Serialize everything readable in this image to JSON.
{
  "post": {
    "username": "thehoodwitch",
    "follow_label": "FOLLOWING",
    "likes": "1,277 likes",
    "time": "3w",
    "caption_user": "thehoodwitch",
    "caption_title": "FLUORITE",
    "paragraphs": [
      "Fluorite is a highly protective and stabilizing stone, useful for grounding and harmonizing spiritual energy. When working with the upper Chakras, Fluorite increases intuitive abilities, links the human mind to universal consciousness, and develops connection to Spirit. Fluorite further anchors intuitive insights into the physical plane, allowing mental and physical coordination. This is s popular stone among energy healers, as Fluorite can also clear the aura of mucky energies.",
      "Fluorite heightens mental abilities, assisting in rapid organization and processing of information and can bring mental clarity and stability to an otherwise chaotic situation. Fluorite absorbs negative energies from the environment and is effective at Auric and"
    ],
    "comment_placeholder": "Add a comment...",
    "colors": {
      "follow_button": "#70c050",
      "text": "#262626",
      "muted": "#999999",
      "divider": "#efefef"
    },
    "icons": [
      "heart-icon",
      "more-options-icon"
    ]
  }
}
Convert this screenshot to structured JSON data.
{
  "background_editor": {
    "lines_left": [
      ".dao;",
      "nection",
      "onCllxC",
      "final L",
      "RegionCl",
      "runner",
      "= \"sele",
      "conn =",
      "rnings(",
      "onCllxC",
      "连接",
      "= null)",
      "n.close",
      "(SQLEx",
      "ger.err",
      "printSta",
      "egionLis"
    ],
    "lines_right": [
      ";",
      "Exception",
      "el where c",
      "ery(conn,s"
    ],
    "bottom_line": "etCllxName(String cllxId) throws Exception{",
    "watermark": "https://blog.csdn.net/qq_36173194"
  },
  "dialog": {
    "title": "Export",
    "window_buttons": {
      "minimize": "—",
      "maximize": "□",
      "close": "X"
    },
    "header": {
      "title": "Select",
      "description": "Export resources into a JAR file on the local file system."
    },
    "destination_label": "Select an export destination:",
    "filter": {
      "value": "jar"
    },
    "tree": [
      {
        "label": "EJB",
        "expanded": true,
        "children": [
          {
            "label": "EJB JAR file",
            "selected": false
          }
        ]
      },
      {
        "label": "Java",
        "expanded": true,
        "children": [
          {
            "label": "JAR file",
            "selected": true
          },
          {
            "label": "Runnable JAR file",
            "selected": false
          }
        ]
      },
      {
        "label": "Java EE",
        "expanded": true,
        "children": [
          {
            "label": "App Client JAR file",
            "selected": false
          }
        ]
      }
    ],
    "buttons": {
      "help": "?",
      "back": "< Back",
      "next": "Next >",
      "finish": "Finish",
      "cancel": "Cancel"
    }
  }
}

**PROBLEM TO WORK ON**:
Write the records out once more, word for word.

**FINISHED TASK**:
Serialize everything readable in this image to JSON.
{
  "post": {
    "username": "thehoodwitch",
    "follow_label": "FOLLOWING",
    "likes": "1,277 likes",
    "time": "3w",
    "caption_user": "thehoodwitch",
    "caption_title": "FLUORITE",
    "paragraphs": [
      "Fluorite is a highly protective and stabilizing stone, useful for grounding and harmonizing spiritual energy. When working with the upper Chakras, Fluorite increases intuitive abilities, links the human mind to universal consciousness, and develops connection to Spirit. Fluorite further anchors intuitive insights into the physical plane, allowing mental and physical coordination. This is s popular stone among energy healers, as Fluorite can also clear the aura of mucky energies.",
      "Fluorite heightens mental abilities, assisting in rapid organization and processing of information and can bring mental clarity and stability to an otherwise chaotic situation. Fluorite absorbs negative energies from the environment and is effective at Auric and"
    ],
    "comment_placeholder": "Add a comment...",
    "colors": {
      "follow_button": "#70c050",
      "text": "#262626",
      "muted": "#999999",
      "divider": "#efefef"
    },
    "icons": [
      "heart-icon",
      "more-options-icon"
    ]
  }
}
Convert this screenshot to structured JSON data.
{
  "background_editor": {
    "lines_left": [
      ".dao;",
      "nection",
      "onCllxC",
      "final L",
      "RegionCl",
      "runner",
      "= \"sele",
      "conn =",
      "rnings(",
      "onCllxC",
      "连接",
      "= null)",
      "n.close",
      "(SQLEx",
      "ger.err",
      "printSta",
      "egionLis"
    ],
    "lines_right": [
      ";",
      "Exception",
      "el where c",
      "ery(conn,s"
    ],
    "bottom_line": "etCllxName(String cllxId) throws Exception{",
    "watermark": "https://blog.csdn.net/qq_36173194"
  },
  "dialog": {
    "title": "Export",
    "window_buttons": {
      "minimize": "—",
      "maximize": "□",
      "close": "X"
    },
    "header": {
      "title": "Select",
      "description": "Export resources into a JAR file on the local file system."
    },
    "destination_label": "Select an export destination:",
    "filter": {
      "value": "jar"
    },
    "tree": [
      {
        "label": "EJB",
        "expanded": true,
        "children": [
          {
            "label": "EJB JAR file",
            "selected": false
          }
        ]
      },
      {
        "label": "Java",
        "expanded": true,
        "children": [
          {
            "label": "JAR file",
            "selected": true
          },
          {
            "label": "Runnable JAR file",
            "selected": false
          }
        ]
      },
      {
        "label": "Java EE",
        "expanded": true,
        "children": [
          {
            "label": "App Client JAR file",
            "selected": false
          }
        ]
      }
    ],
    "buttons": {
      "help": "?",
      "back": "< Back",
      "next": "Next >",
      "finish": "Finish",
      "cancel": "Cancel"
    }
  }
}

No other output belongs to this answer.